What is required: Each word in the data below should be copied exactly; the images should not.

Web page and app entries
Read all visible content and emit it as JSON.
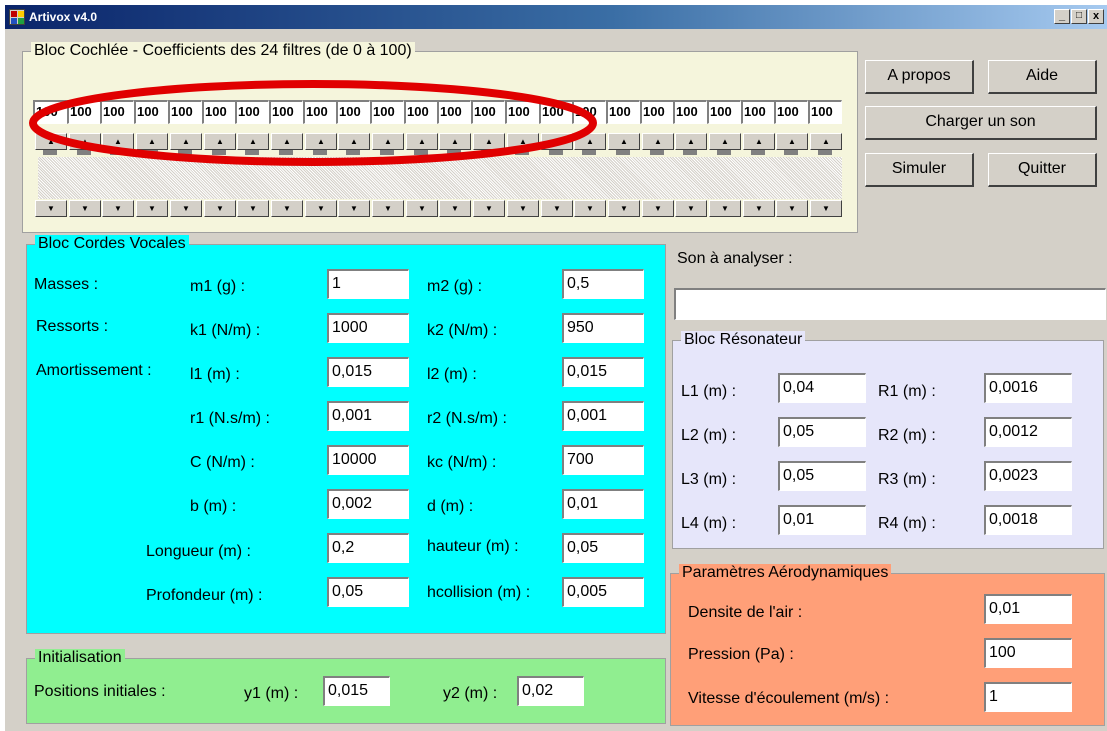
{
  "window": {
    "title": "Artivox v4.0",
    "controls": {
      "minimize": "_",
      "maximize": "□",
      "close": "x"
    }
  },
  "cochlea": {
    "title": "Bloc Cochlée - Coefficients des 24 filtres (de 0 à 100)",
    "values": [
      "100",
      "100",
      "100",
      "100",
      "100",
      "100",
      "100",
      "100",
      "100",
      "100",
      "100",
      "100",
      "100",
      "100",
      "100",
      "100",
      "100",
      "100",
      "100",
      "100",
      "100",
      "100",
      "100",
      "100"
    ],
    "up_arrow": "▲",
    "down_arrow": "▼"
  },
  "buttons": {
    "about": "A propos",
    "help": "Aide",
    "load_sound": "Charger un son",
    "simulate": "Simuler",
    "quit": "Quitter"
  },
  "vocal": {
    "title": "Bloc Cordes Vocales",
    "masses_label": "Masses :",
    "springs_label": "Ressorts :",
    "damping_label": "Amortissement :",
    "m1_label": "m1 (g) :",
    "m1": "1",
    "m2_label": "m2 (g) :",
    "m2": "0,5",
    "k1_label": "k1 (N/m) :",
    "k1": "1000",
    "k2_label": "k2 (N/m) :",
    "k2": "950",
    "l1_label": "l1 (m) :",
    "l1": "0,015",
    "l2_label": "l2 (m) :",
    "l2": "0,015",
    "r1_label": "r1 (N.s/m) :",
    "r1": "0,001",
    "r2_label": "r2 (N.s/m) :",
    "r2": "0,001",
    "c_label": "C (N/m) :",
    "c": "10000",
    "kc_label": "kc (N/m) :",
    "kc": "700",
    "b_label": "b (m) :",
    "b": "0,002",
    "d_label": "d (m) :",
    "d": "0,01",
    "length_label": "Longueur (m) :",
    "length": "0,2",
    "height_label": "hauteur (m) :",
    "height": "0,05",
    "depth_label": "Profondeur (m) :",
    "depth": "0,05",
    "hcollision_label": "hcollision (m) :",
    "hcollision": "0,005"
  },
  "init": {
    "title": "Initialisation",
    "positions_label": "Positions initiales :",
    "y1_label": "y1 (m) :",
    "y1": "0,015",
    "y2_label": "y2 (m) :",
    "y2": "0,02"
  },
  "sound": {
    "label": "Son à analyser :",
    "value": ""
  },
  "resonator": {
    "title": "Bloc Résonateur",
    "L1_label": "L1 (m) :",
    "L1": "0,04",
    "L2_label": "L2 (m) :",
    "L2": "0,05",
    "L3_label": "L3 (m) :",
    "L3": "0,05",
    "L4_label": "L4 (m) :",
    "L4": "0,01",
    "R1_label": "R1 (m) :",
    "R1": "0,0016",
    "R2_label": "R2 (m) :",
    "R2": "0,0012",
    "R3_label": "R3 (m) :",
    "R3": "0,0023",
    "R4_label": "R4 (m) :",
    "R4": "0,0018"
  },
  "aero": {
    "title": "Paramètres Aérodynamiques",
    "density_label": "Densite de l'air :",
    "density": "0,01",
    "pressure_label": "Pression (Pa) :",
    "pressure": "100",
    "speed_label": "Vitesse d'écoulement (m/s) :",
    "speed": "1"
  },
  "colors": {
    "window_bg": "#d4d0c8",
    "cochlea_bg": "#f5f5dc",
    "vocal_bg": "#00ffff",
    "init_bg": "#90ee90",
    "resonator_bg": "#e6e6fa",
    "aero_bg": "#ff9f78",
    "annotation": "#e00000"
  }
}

Result of this exercise:
Read all visible content and emit it as JSON.
{
  "window": {
    "title": "Artivox v4.0",
    "controls": {
      "minimize": "_",
      "maximize": "□",
      "close": "x"
    }
  },
  "cochlea": {
    "title": "Bloc Cochlée - Coefficients des 24 filtres (de 0 à 100)",
    "values": [
      "100",
      "100",
      "100",
      "100",
      "100",
      "100",
      "100",
      "100",
      "100",
      "100",
      "100",
      "100",
      "100",
      "100",
      "100",
      "100",
      "100",
      "100",
      "100",
      "100",
      "100",
      "100",
      "100",
      "100"
    ],
    "up_arrow": "▲",
    "down_arrow": "▼"
  },
  "buttons": {
    "about": "A propos",
    "help": "Aide",
    "load_sound": "Charger un son",
    "simulate": "Simuler",
    "quit": "Quitter"
  },
  "vocal": {
    "title": "Bloc Cordes Vocales",
    "masses_label": "Masses :",
    "springs_label": "Ressorts :",
    "damping_label": "Amortissement :",
    "m1_label": "m1 (g) :",
    "m1": "1",
    "m2_label": "m2 (g) :",
    "m2": "0,5",
    "k1_label": "k1 (N/m) :",
    "k1": "1000",
    "k2_label": "k2 (N/m) :",
    "k2": "950",
    "l1_label": "l1 (m) :",
    "l1": "0,015",
    "l2_label": "l2 (m) :",
    "l2": "0,015",
    "r1_label": "r1 (N.s/m) :",
    "r1": "0,001",
    "r2_label": "r2 (N.s/m) :",
    "r2": "0,001",
    "c_label": "C (N/m) :",
    "c": "10000",
    "kc_label": "kc (N/m) :",
    "kc": "700",
    "b_label": "b (m) :",
    "b": "0,002",
    "d_label": "d (m) :",
    "d": "0,01",
    "length_label": "Longueur (m) :",
    "length": "0,2",
    "height_label": "hauteur (m) :",
    "height": "0,05",
    "depth_label": "Profondeur (m) :",
    "depth": "0,05",
    "hcollision_label": "hcollision (m) :",
    "hcollision": "0,005"
  },
  "init": {
    "title": "Initialisation",
    "positions_label": "Positions initiales :",
    "y1_label": "y1 (m) :",
    "y1": "0,015",
    "y2_label": "y2 (m) :",
    "y2": "0,02"
  },
  "sound": {
    "label": "Son à analyser :",
    "value": ""
  },
  "resonator": {
    "title": "Bloc Résonateur",
    "L1_label": "L1 (m) :",
    "L1": "0,04",
    "L2_label": "L2 (m) :",
    "L2": "0,05",
    "L3_label": "L3 (m) :",
    "L3": "0,05",
    "L4_label": "L4 (m) :",
    "L4": "0,01",
    "R1_label": "R1 (m) :",
    "R1": "0,0016",
    "R2_label": "R2 (m) :",
    "R2": "0,0012",
    "R3_label": "R3 (m) :",
    "R3": "0,0023",
    "R4_label": "R4 (m) :",
    "R4": "0,0018"
  },
  "aero": {
    "title": "Paramètres Aérodynamiques",
    "density_label": "Densite de l'air :",
    "density": "0,01",
    "pressure_label": "Pression (Pa) :",
    "pressure": "100",
    "speed_label": "Vitesse d'écoulement (m/s) :",
    "speed": "1"
  },
  "colors": {
    "window_bg": "#d4d0c8",
    "cochlea_bg": "#f5f5dc",
    "vocal_bg": "#00ffff",
    "init_bg": "#90ee90",
    "resonator_bg": "#e6e6fa",
    "aero_bg": "#ff9f78",
    "annotation": "#e00000"
  }
}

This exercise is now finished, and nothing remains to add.